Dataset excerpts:
□ □ □
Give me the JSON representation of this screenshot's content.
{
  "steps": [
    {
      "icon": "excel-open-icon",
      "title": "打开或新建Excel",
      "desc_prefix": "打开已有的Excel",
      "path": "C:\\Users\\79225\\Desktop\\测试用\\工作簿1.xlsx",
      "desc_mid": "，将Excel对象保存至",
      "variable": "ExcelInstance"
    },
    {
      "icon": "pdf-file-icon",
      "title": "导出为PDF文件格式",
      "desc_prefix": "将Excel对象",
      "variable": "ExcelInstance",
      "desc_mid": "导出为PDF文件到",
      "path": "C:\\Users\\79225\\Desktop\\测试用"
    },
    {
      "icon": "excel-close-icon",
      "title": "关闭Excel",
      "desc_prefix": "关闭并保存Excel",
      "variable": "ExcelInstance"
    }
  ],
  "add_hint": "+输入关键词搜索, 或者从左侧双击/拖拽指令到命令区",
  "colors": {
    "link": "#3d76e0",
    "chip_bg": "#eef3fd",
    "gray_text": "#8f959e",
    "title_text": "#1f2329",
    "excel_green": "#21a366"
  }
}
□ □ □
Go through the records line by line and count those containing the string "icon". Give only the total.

3